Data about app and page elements
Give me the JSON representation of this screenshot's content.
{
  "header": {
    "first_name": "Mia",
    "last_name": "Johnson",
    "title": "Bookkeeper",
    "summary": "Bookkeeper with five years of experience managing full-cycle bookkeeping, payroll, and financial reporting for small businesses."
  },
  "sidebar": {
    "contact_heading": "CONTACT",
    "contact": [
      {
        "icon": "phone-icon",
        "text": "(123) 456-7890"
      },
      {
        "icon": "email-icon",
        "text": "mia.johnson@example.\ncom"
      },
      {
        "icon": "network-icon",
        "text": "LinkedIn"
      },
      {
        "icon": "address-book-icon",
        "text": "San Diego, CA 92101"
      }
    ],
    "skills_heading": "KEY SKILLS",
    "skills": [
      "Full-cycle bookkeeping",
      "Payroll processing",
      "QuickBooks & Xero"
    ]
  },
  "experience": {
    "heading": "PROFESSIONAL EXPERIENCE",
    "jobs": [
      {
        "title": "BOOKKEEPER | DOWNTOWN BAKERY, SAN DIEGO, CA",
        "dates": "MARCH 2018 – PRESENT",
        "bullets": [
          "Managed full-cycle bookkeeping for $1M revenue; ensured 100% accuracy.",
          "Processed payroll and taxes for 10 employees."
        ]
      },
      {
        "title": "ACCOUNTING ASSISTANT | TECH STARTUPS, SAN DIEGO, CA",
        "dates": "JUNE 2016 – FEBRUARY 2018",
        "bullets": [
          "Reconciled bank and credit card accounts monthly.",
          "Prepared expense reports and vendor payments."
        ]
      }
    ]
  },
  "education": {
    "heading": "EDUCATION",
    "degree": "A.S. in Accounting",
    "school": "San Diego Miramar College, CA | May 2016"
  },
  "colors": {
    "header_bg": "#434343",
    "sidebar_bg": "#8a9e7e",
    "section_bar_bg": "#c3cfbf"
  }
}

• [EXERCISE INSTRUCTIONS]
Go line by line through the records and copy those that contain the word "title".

• [RESPONSE BELOW]
    "title": "Bookkeeper",
        "title": "BOOKKEEPER | DOWNTOWN BAKERY, SAN DIEGO, CA",
        "title": "ACCOUNTING ASSISTANT | TECH STARTUPS, SAN DIEGO, CA",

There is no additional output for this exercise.